====== SUPPLIED RECORDS ======

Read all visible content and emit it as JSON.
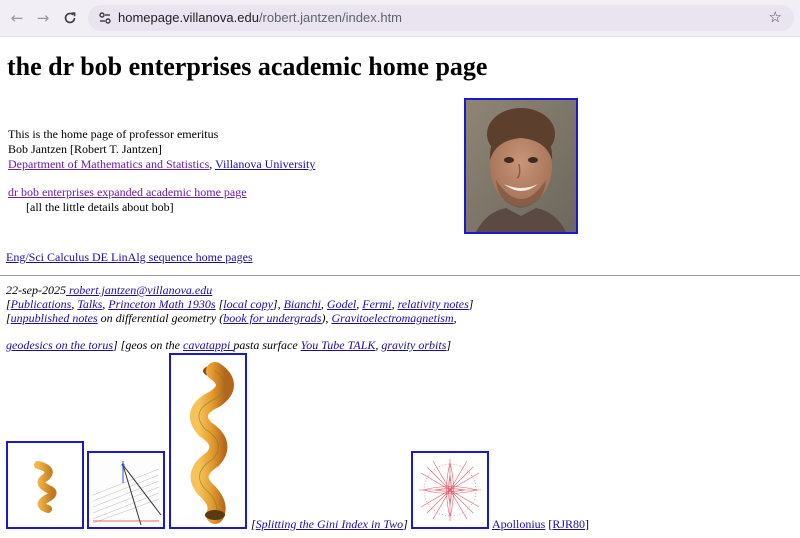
{
  "browser": {
    "url_domain": "homepage.villanova.edu",
    "url_path": "/robert.jantzen/index.htm"
  },
  "page": {
    "title": "the dr bob enterprises academic home page",
    "intro_line1": "This is the home page of  professor emeritus",
    "intro_line2": "Bob Jantzen [Robert T. Jantzen]",
    "dept_link": "Department of Mathematics and Statistics",
    "comma": ", ",
    "univ_link": "Villanova University",
    "expanded_link": "dr bob enterprises expanded academic home page",
    "expanded_desc": "[all the little details about bob]",
    "eng_link": "Eng/Sci Calculus DE LinAlg sequence home pages",
    "date": "22-sep-2025",
    "email": " robert.jantzen@villanova.edu",
    "line2": {
      "open": "[",
      "publications": "Publications",
      "sep1": ", ",
      "talks": "Talks",
      "sep2": ", ",
      "princeton": "Princeton Math 1930s",
      "lb": " [",
      "local_copy": "local copy",
      "rb": "], ",
      "bianchi": "Bianchi",
      "sep3": ", ",
      "godel": "Godel",
      "sep4": ", ",
      "fermi": "Fermi",
      "sep5": ", ",
      "relativity": "relativity notes",
      "close": "]"
    },
    "line3": {
      "open": "[",
      "unpublished": "unpublished notes",
      "mid": " on differential geometry (",
      "book": "book for undergrads",
      "mid2": "), ",
      "gravito": "Gravitoelectromagnetism",
      "end": ","
    },
    "line4": {
      "geodesics": " geodesics on the torus",
      "mid": "] [geos on the ",
      "cavatappi": "cavatappi ",
      "mid2": "pasta surface ",
      "youtube": "You Tube TALK",
      "sep": ", ",
      "gravity": "gravity orbits",
      "close": "]"
    },
    "gini": {
      "open": "[",
      "link": "Splitting the Gini Index in Two",
      "close": "]"
    },
    "apollonius": {
      "link": "Apollonius",
      "open": " [",
      "rjr": "RJR80",
      "close": "]"
    }
  }
}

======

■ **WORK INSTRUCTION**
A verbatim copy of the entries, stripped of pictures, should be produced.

■ **RESULT OF THE EXERCISE**
Read all visible content and emit it as JSON.
{
  "browser": {
    "url_domain": "homepage.villanova.edu",
    "url_path": "/robert.jantzen/index.htm"
  },
  "page": {
    "title": "the dr bob enterprises academic home page",
    "intro_line1": "This is the home page of  professor emeritus",
    "intro_line2": "Bob Jantzen [Robert T. Jantzen]",
    "dept_link": "Department of Mathematics and Statistics",
    "comma": ", ",
    "univ_link": "Villanova University",
    "expanded_link": "dr bob enterprises expanded academic home page",
    "expanded_desc": "[all the little details about bob]",
    "eng_link": "Eng/Sci Calculus DE LinAlg sequence home pages",
    "date": "22-sep-2025",
    "email": " robert.jantzen@villanova.edu",
    "line2": {
      "open": "[",
      "publications": "Publications",
      "sep1": ", ",
      "talks": "Talks",
      "sep2": ", ",
      "princeton": "Princeton Math 1930s",
      "lb": " [",
      "local_copy": "local copy",
      "rb": "], ",
      "bianchi": "Bianchi",
      "sep3": ", ",
      "godel": "Godel",
      "sep4": ", ",
      "fermi": "Fermi",
      "sep5": ", ",
      "relativity": "relativity notes",
      "close": "]"
    },
    "line3": {
      "open": "[",
      "unpublished": "unpublished notes",
      "mid": " on differential geometry (",
      "book": "book for undergrads",
      "mid2": "), ",
      "gravito": "Gravitoelectromagnetism",
      "end": ","
    },
    "line4": {
      "geodesics": " geodesics on the torus",
      "mid": "] [geos on the ",
      "cavatappi": "cavatappi ",
      "mid2": "pasta surface ",
      "youtube": "You Tube TALK",
      "sep": ", ",
      "gravity": "gravity orbits",
      "close": "]"
    },
    "gini": {
      "open": "[",
      "link": "Splitting the Gini Index in Two",
      "close": "]"
    },
    "apollonius": {
      "link": "Apollonius",
      "open": " [",
      "rjr": "RJR80",
      "close": "]"
    }
  }
}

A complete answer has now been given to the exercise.